This was an intermediate tutorial which I joined in the latter half. There are alot
of resources available for openMP
, including the two
tutorials at SC2012.
Below are a few of my notes. By no means is this a complete overview of openMP.
Barriers are synchronization points, where all OMP threads pause until all reach the
barrier. Barriers come in two flavors, explict and implict.
Implict/implied barriers exist at end of loop constructs and parallel regions.
(Otherwise flow would unexpectedly continue.)
Of course there is an override for this: the 'nowait' directive. (Add at your own
risk.) Would only make sense if the subsequent
processing has no data dependencies on the loop/parallel region.
#pragma omp parallel for nowait
for (i=0; i<N; ++i)
a[i] = 0.0;
// some threads might continue early
// but we can do some more work, then issue an explict barrier:
#pragma omp barrier
Comparison of synchronization primatives between gcc and Intel compiler showed huge
cost when using gcc. I have checked, at the data presented was for an older version
first thread to hit executes block
end of block implied boundry
mix with single with nowait -- tricky
- 15th birthday of openmp
- 1997 "new std to govern PC's with multiple chips"
- OpenMP mission -- "... to fulfill a need without changing the language"
- OpenACC is spinoff from 4 members, with plans for possible re-integration into openmp at later date.
- OpenMP Calendar
- OpenMP Tech report 1
- Release candidate 1 for openmp-4.0
Tech presentation from lang chair
- openmp 3.1 July 2011
- openmp 4.0 nearing completion
- rc1 comment draft
- rc2 feb 2013
- early June spec release
- Feedback from non-members is welcome
- OpenMP 5.0 comment draft @SC14
- Comment ticket process
- SIMD directives
- extended support for affinity control
- additional support for Fortran 2003
- support for user-defined reductions
- Proposed OMP 4 SIMD directives:
- #pragma omp simd [clause ] (chunk following loop in SIMD chunks)
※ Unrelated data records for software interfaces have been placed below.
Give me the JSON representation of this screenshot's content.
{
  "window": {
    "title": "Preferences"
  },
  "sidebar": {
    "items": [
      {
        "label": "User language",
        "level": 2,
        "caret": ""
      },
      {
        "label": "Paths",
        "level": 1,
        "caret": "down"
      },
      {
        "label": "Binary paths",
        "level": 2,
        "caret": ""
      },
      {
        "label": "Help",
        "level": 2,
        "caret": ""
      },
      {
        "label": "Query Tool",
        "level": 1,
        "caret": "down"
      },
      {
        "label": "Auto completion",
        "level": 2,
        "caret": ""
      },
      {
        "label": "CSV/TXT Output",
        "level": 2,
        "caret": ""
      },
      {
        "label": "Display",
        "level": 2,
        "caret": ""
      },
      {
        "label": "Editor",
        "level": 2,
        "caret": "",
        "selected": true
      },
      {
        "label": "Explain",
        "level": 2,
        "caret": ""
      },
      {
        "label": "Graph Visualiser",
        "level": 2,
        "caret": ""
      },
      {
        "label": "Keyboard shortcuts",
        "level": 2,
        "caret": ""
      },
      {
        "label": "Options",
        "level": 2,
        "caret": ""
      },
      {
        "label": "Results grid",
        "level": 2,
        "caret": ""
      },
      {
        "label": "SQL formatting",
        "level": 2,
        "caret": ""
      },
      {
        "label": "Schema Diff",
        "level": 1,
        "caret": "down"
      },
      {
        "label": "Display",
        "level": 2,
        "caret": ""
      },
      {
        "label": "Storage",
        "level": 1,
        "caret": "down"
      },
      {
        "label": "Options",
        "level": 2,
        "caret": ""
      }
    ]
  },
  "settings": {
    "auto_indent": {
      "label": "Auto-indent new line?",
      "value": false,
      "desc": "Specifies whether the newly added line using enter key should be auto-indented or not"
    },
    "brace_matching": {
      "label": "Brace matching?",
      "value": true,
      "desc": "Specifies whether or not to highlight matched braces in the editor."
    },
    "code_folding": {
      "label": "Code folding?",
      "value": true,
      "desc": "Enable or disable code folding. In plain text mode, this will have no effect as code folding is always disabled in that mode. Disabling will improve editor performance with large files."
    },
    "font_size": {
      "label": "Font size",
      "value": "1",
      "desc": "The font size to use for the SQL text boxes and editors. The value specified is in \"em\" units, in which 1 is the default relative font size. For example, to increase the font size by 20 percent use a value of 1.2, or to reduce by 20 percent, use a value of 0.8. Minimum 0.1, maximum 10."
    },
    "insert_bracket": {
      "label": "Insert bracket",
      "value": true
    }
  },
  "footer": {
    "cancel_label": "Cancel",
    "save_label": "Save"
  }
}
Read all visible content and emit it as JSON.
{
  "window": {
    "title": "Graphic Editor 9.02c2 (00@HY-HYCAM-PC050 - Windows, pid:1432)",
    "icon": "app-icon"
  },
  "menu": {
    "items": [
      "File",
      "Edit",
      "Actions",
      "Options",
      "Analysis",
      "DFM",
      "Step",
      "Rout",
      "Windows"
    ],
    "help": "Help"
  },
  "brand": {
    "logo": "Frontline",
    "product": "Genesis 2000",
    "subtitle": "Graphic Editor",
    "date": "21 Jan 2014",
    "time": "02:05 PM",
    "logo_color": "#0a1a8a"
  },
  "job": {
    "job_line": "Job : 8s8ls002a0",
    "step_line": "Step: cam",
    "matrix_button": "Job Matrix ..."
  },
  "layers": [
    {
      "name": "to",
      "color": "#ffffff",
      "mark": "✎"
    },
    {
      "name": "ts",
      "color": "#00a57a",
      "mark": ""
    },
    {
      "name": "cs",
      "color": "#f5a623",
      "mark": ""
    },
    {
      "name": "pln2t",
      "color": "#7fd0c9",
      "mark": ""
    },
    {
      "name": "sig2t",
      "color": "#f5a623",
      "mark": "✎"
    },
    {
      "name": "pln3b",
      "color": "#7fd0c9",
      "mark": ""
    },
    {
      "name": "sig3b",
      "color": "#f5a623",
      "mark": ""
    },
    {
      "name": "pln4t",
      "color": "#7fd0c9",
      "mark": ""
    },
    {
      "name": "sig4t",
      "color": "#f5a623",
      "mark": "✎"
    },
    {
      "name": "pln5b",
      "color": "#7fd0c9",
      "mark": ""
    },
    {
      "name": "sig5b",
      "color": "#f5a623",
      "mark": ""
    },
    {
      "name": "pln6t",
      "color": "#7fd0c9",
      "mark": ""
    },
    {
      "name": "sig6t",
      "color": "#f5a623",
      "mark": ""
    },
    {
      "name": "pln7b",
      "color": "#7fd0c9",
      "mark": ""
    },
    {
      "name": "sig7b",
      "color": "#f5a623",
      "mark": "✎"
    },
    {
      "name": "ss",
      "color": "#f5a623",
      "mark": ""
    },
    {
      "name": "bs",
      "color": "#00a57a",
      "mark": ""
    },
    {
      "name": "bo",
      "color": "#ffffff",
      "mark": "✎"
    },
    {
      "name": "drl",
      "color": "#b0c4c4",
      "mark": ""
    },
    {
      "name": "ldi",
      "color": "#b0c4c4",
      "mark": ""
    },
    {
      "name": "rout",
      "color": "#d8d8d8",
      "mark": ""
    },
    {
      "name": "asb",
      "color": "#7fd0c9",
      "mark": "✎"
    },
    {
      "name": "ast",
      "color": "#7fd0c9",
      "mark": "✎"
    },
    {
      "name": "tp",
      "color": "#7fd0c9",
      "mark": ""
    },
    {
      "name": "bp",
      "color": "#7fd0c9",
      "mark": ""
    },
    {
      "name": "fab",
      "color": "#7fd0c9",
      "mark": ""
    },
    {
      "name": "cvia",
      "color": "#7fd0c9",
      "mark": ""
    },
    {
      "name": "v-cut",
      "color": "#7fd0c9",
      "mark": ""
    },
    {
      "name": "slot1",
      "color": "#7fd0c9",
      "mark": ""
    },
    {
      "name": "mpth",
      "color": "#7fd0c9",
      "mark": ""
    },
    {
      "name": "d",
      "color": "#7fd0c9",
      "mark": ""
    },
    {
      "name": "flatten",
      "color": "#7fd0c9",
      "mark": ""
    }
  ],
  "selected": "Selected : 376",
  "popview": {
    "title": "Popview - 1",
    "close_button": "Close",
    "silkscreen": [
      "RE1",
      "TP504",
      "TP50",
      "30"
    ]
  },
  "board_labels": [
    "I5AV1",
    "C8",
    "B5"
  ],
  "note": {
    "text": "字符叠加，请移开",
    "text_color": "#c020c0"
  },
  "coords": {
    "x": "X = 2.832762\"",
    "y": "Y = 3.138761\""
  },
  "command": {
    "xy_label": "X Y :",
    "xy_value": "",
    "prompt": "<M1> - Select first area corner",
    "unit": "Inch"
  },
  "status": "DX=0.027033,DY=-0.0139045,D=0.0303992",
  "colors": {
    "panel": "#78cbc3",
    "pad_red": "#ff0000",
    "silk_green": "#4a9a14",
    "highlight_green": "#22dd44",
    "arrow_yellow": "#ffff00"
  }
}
- SIMD clauses:
- safelen(length) -- limits
- linear -- list vars
- aligned <-- C++11 has this already
- private, lastprivate, reduction, collapse
- firstprivate? (couldn't find a use case)
- What happens if loop contains func calls?
- #pragma omp declare simd -- decorates function
- both parallelize and vectorize simultaneously
- #pragma omp parallel for simd
- Proposed OMP 5 directives/features
- OMP_PLACES to specify threads, cores, sockets
- proc_bind(master | close | spread)
- ignored if OMP_PROC_BIND is false
- Fortran 2003 support
- cancel tasks
- new data environment
- OpenMP accelerator model
- target directives
- target data
- target update
- target mirror
- target linkable
- new runtime funcs
- Synchronization capabilities supported in openmp, but GPU's have weak memory
#pragma omp target device(acc0) map(B,C)
#pragma omp parallel for reduction(+:sum)
#pragma omp target declare
void func(...) -- compile func for device
I attended a BOF titled "OpenMP -- Is this the best we can do"?
It turned out to be a Cilk
A panel preached their views on cilk vs. openMP, all seeming to prefer cilk.
The reaction from the attendees was not so unanimous. The panels points boiled down
- It is simple and easy to learn, only two keywords: cilk_spawn and cilk_sync.
- There is no confusion about the data environment.
- OpenMP has "too many knobs".
- They claimed it is easy to get 80% of full performance with cilk, but admitted
the next 20% required constructs not found in cilk.
Criticisms of the panel boiled down to:
- OpenMP is well established.
- OpenMP supports C/C++ and Fortran.
- OpenMP constructs suppliment existing codes. Cilk forces re-writing of existing
Like many 'silver-bullets', each method for expressing/exploiting parallelism has
A discussion comparing cilk vs. Intel's TBB ensued. The panel mentioned these points:
- compiler(cilk) vs. library(TBB) implementation
- cilk work stealing vs dedicated threads